> **What this task involves**: Lines holding the string "data" are the ones to copy from this listing.

> **Material for the task**:
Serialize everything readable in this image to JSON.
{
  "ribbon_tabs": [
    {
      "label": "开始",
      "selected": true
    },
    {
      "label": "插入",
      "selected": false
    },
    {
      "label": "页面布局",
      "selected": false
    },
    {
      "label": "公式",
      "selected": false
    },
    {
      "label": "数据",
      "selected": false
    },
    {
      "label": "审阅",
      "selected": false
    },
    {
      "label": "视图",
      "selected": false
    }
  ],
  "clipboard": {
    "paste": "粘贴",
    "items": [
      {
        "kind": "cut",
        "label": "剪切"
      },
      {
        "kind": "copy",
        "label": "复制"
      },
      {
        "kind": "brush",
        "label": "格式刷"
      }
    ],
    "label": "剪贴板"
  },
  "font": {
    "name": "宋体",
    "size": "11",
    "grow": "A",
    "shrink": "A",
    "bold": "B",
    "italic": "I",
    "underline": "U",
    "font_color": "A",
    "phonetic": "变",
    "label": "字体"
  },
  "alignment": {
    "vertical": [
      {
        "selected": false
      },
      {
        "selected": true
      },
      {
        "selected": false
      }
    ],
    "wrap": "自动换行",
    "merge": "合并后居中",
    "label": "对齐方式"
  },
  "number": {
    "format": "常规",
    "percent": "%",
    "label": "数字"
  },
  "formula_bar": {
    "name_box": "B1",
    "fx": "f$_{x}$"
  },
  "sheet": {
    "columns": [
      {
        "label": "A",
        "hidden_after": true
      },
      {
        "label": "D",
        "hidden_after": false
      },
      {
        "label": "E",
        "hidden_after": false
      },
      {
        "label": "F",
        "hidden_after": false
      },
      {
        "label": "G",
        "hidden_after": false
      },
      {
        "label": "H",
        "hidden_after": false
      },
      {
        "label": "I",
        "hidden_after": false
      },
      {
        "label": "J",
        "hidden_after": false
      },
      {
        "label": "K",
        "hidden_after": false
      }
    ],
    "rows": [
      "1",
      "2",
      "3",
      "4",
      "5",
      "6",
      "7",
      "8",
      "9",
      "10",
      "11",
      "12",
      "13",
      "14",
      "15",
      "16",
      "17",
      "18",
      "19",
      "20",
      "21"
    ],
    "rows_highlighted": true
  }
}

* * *

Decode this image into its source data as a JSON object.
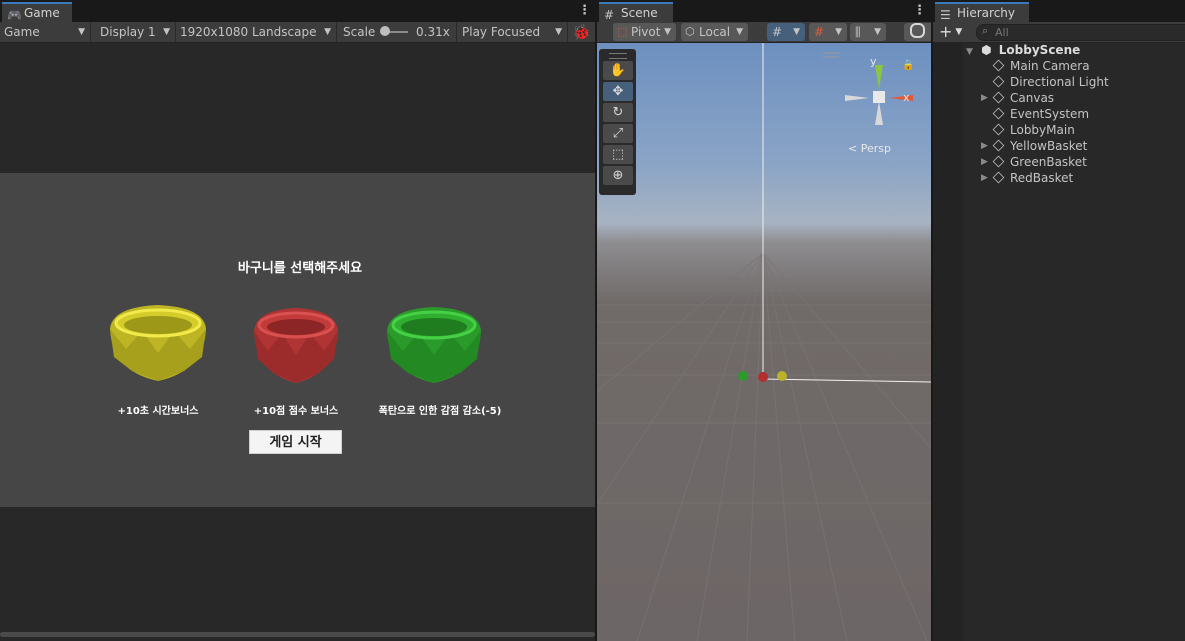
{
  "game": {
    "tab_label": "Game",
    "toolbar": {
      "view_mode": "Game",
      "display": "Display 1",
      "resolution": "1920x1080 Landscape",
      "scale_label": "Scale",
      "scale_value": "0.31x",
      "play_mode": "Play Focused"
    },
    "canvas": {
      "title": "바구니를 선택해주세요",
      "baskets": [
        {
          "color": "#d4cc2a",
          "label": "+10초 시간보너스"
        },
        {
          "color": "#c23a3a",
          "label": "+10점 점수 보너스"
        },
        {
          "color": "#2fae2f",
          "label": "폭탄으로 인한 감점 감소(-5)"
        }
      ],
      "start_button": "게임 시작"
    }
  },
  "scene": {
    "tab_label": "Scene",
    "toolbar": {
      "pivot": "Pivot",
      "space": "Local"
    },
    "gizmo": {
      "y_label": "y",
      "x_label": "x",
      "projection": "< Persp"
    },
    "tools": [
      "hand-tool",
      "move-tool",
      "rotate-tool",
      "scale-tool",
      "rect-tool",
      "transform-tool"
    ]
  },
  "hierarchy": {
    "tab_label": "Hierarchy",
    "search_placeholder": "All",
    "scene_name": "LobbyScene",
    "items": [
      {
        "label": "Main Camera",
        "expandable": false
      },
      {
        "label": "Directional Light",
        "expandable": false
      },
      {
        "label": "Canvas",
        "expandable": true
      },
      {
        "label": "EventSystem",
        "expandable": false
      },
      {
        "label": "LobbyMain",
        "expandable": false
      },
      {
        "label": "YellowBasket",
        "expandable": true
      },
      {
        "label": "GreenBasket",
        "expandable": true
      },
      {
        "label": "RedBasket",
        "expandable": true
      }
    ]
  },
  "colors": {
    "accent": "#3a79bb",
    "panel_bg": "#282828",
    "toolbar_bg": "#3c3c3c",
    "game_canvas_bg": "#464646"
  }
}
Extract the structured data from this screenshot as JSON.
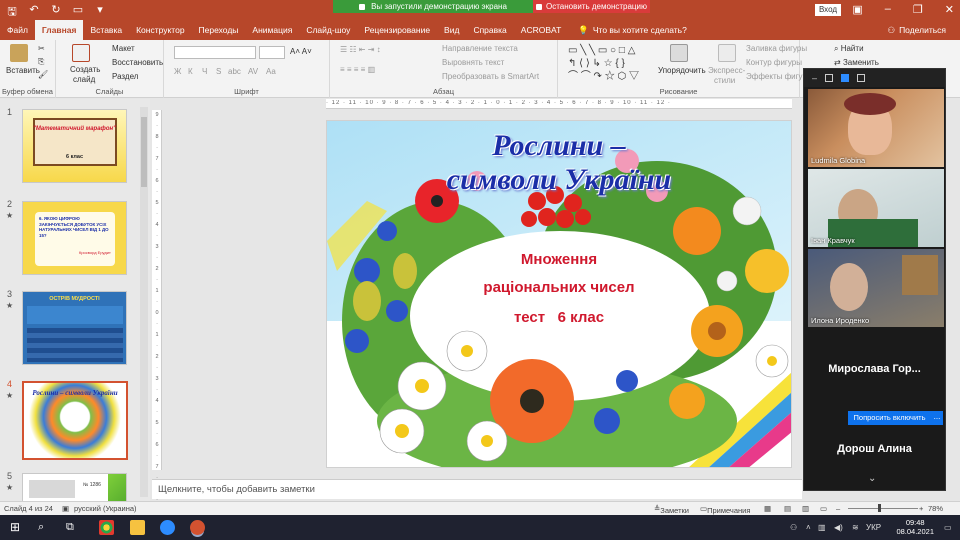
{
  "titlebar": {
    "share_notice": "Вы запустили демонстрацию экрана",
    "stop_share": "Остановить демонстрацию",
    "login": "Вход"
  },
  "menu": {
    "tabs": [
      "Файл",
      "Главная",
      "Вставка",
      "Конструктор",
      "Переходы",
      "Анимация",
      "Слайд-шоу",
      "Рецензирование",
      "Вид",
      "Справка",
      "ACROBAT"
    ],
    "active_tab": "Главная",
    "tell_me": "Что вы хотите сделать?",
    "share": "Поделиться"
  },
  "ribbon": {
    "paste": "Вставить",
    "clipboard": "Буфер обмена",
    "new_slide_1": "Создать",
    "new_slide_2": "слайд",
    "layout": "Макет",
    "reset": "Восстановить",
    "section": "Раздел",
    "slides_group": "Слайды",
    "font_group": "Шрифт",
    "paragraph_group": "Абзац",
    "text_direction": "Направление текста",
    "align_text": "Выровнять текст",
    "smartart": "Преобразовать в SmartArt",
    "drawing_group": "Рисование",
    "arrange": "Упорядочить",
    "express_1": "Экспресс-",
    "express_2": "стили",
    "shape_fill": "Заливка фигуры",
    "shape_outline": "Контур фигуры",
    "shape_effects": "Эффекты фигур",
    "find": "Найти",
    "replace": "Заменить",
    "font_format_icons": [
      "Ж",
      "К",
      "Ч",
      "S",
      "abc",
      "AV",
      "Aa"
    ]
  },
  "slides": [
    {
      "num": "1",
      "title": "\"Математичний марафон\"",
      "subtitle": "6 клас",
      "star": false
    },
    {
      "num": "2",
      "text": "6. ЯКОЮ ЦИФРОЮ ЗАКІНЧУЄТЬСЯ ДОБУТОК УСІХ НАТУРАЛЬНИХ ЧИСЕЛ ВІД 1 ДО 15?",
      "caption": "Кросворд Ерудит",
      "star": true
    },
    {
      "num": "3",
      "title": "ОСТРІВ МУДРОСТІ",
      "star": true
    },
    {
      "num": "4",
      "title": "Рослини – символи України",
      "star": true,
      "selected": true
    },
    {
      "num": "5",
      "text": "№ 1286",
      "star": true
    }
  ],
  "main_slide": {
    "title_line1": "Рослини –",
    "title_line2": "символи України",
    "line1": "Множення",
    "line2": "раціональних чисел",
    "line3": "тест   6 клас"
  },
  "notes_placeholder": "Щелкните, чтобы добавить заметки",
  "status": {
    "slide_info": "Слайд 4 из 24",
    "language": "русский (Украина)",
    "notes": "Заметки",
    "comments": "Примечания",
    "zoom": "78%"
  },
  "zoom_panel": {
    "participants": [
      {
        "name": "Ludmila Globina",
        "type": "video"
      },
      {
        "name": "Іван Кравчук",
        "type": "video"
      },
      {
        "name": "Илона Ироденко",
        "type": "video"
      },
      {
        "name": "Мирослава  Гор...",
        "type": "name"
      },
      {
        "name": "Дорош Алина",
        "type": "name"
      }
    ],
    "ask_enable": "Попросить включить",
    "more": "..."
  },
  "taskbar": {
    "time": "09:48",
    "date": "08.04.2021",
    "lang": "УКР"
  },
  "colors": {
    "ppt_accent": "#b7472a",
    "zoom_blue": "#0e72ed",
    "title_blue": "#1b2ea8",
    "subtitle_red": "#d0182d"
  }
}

> **Response to this exercise**:
Decode this image into its source data as a JSON object.
Extract the structured data from this screenshot as JSON.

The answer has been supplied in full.